For decades, doomsayers predicted that food production would fail to keep up with the needs of humanity. In 1972, Donella Meadows and others of the Massachusetts Institute of Technology published The Limits to Growth, which asked the question, “Do these rather dismal statistics mean that the limits of food production on the earth have already been reached?” Paul Ehrlich wrote in The End of Affluence in 1974, “Due to a combination of ignorance, greed and callousness, a situation has been created that could lead to a billion or more people starving to death.”
But Norman Borlaug’s development of disease-resistant, high-yield strains of wheat and rice had already revolutionized twentieth century agriculture. A few years before Meadows and Ehrlich warned about coming famines, Borlaug’s wheat and rice were introduced into Latin America and Asia with astounding results. Mexico’s wheat production soared six-fold by 1970 from levels in the 1940s. India’s wheat production jumped from a huge deficit in 1965 to a surplus only five years later.
Food production continues to grow faster than population. Data from the Food and Agriculture Organization (FAO) of the United Nations shows a 30 percent gain in the per capita agricultural production index from 1980 to 2010. World citizens have access to more grain, meat, dairy products, and fruits and vegetables. Even fish production is climbing with large gains in aquaculture fish farming.
The increased availability of food reduced the undernourished portion of the world’s population from 18.6 percent in 1990 to 12.5 percent in 2010, according to the FAO. A total of 868 million people are still classified as undernourished.
Today’s leading agriculture alarmists are proponents of the ideology of Climatism, the belief that man-made greenhouse gases are destroying Earth’s climate. Earlier this month, a leaked draft report from Working Group II of the Intergovernmental Panel on Climate Change predicted that man-made climate change would reduce global agricultural production yields by up to two percent per decade throughout the twenty-first century.
Lester Brown’s Earth Policy Institute has long been a predictor of agricultural collapse. His website states, “...climate change is heightening the likelihood of weather extremes, like heat waves, droughts, and flooding, that can so easily decimate harvests.” Even the USDA warns that man-made climate change threatens US agriculture.
Yet, one must wonder when the climate-damaging effects on agriculture will appear. The IPCC states that 1983-2012 was likely the warmest 30-year period in the Northern Hemisphere of the last 1,400 years. Certainly we should have seen some negative agricultural impact by now?
Maybe rising agricultural production is like rising polar bear populations (at record highs) - the decline begins tomorrow.

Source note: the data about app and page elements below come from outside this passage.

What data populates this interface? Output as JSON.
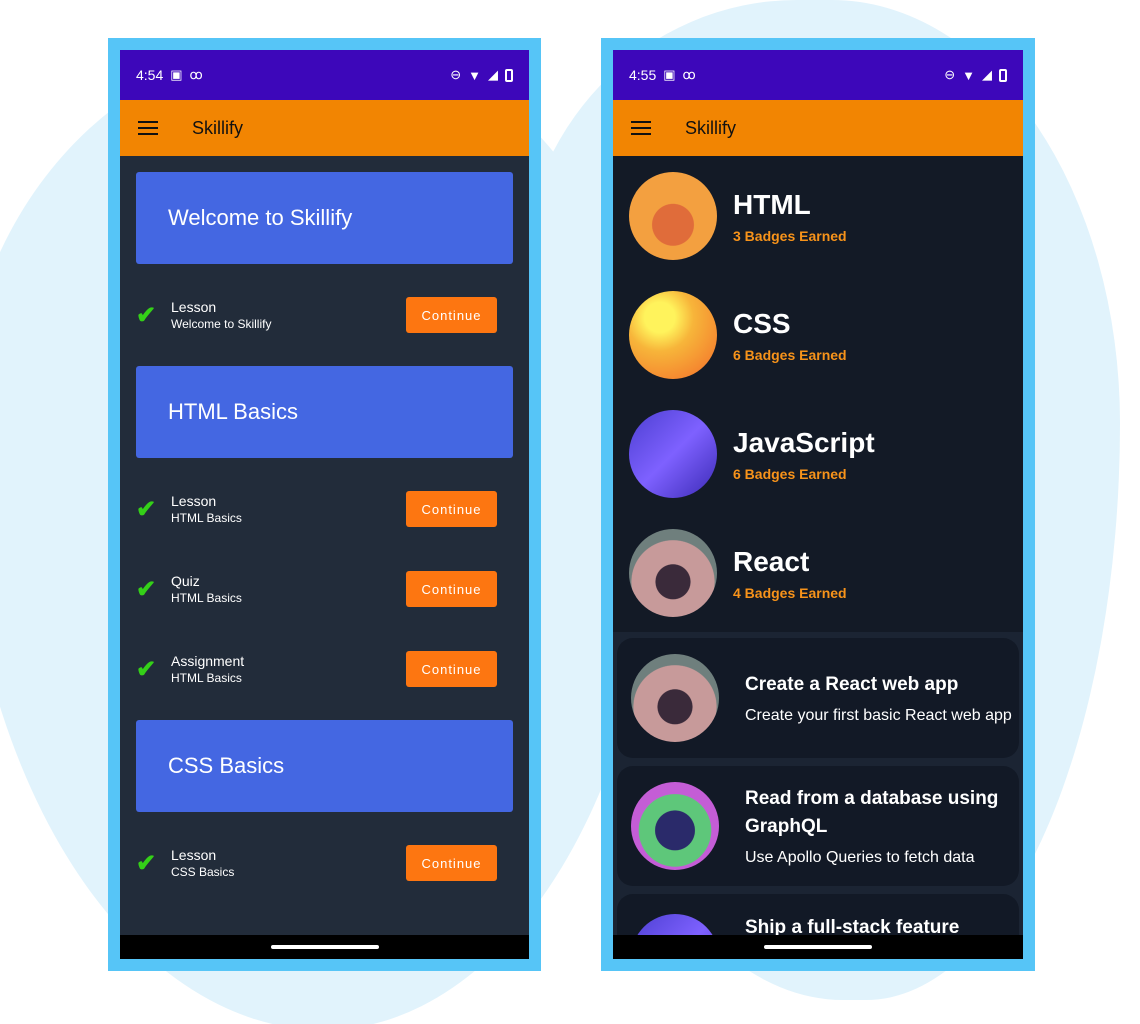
{
  "colors": {
    "status_bar": "#3d07ba",
    "app_bar": "#f28502",
    "section_card": "#4467e2",
    "continue_button": "#fd7611",
    "check": "#34d018",
    "badge_count": "#f7931a",
    "phone_frame": "#56c5f7"
  },
  "left_phone": {
    "status": {
      "time": "4:54",
      "left_icons": [
        "sim-icon",
        "voicemail-icon"
      ],
      "right_icons": [
        "dnd-icon",
        "wifi-icon",
        "signal-icon",
        "battery-icon"
      ]
    },
    "app_bar": {
      "menu_icon": "hamburger-icon",
      "title": "Skillify"
    },
    "sections": [
      {
        "title": "Welcome to Skillify",
        "items": [
          {
            "type": "Lesson",
            "sub": "Welcome to Skillify",
            "button": "Continue",
            "completed": true
          }
        ]
      },
      {
        "title": "HTML Basics",
        "items": [
          {
            "type": "Lesson",
            "sub": "HTML Basics",
            "button": "Continue",
            "completed": true
          },
          {
            "type": "Quiz",
            "sub": "HTML Basics",
            "button": "Continue",
            "completed": true
          },
          {
            "type": "Assignment",
            "sub": "HTML Basics",
            "button": "Continue",
            "completed": true
          }
        ]
      },
      {
        "title": "CSS Basics",
        "items": [
          {
            "type": "Lesson",
            "sub": "CSS Basics",
            "button": "Continue",
            "completed": true
          }
        ]
      }
    ]
  },
  "right_phone": {
    "status": {
      "time": "4:55",
      "left_icons": [
        "sim-icon",
        "voicemail-icon"
      ],
      "right_icons": [
        "dnd-icon",
        "wifi-icon",
        "signal-icon",
        "battery-icon"
      ]
    },
    "app_bar": {
      "menu_icon": "hamburger-icon",
      "title": "Skillify"
    },
    "badges": [
      {
        "title": "HTML",
        "count": "3 Badges Earned",
        "avatar": "fox-goggles-avatar"
      },
      {
        "title": "CSS",
        "count": "6 Badges Earned",
        "avatar": "bear-sailor-avatar"
      },
      {
        "title": "JavaScript",
        "count": "6 Badges Earned",
        "avatar": "cubes-avatar"
      },
      {
        "title": "React",
        "count": "4 Badges Earned",
        "avatar": "girl-desk-avatar"
      }
    ],
    "projects": [
      {
        "title": "Create a React web app",
        "desc": "Create your first basic React web app",
        "avatar": "girl-desk-avatar"
      },
      {
        "title": "Read from a database using GraphQL",
        "desc": "Use Apollo Queries to fetch data",
        "avatar": "house-avatar"
      },
      {
        "title": "Ship a full-stack feature",
        "desc": "",
        "avatar": "partial-avatar"
      }
    ]
  }
}
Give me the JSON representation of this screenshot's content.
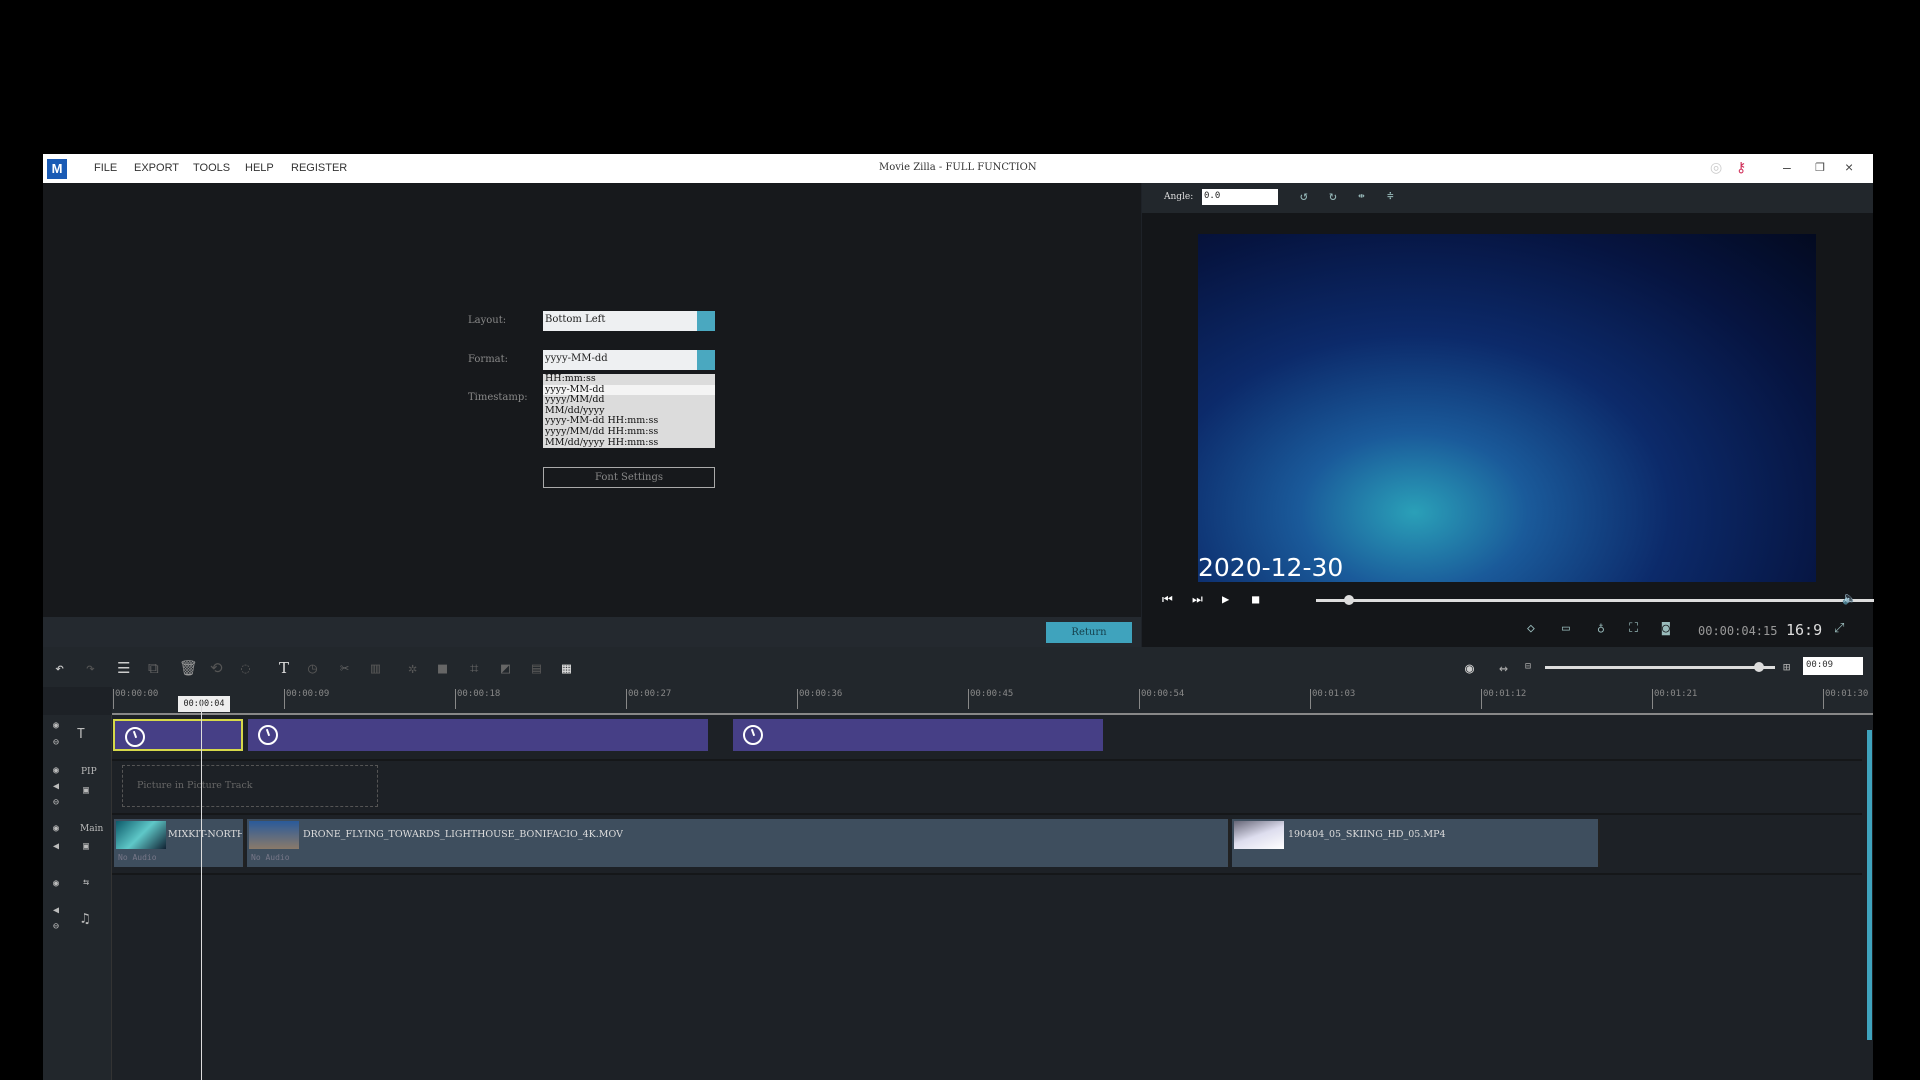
{
  "app": {
    "title": "Movie Zilla - FULL FUNCTION",
    "menu": [
      "FILE",
      "EXPORT",
      "TOOLS",
      "HELP",
      "REGISTER"
    ]
  },
  "settings": {
    "layout_label": "Layout:",
    "layout_value": "Bottom Left",
    "format_label": "Format:",
    "format_value": "yyyy-MM-dd",
    "timestamp_label": "Timestamp:",
    "format_options": [
      "HH:mm:ss",
      "yyyy-MM-dd",
      "yyyy/MM/dd",
      "MM/dd/yyyy",
      "yyyy-MM-dd HH:mm:ss",
      "yyyy/MM/dd HH:mm:ss",
      "MM/dd/yyyy HH:mm:ss"
    ],
    "font_settings": "Font Settings",
    "return": "Return"
  },
  "preview": {
    "angle_label": "Angle:",
    "angle_value": "0.0",
    "timestamp_overlay": "2020-12-30",
    "timecode": "00:00:04:15",
    "aspect": "16:9",
    "progress": 0.06
  },
  "timeline": {
    "zoom_value": "00:09",
    "zoom_level": 0.93,
    "playhead": "00:00:04",
    "ruler": [
      "00:00:00",
      "00:00:09",
      "00:00:18",
      "00:00:27",
      "00:00:36",
      "00:00:45",
      "00:00:54",
      "00:01:03",
      "00:01:12",
      "00:01:21",
      "00:01:30"
    ],
    "pip_placeholder": "Picture in Picture Track",
    "track_labels": {
      "pip": "PIP",
      "main": "Main"
    },
    "main_clips": [
      {
        "name": "MIXKIT-NORTHE",
        "audio": "No Audio"
      },
      {
        "name": "DRONE_FLYING_TOWARDS_LIGHTHOUSE_BONIFACIO_4K.MOV",
        "audio": "No Audio"
      },
      {
        "name": "190404_05_SKIING_HD_05.MP4",
        "audio": ""
      }
    ]
  },
  "colors": {
    "accent": "#3fa3bd",
    "text_clip": "#463f86",
    "selected": "#d6d84a"
  }
}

Steve Goreham is Executive Director of the Climate Science Coalition of America and author of the book The Mad, Mad, Mad World of Climatism: Mankind and Climate Change Mania.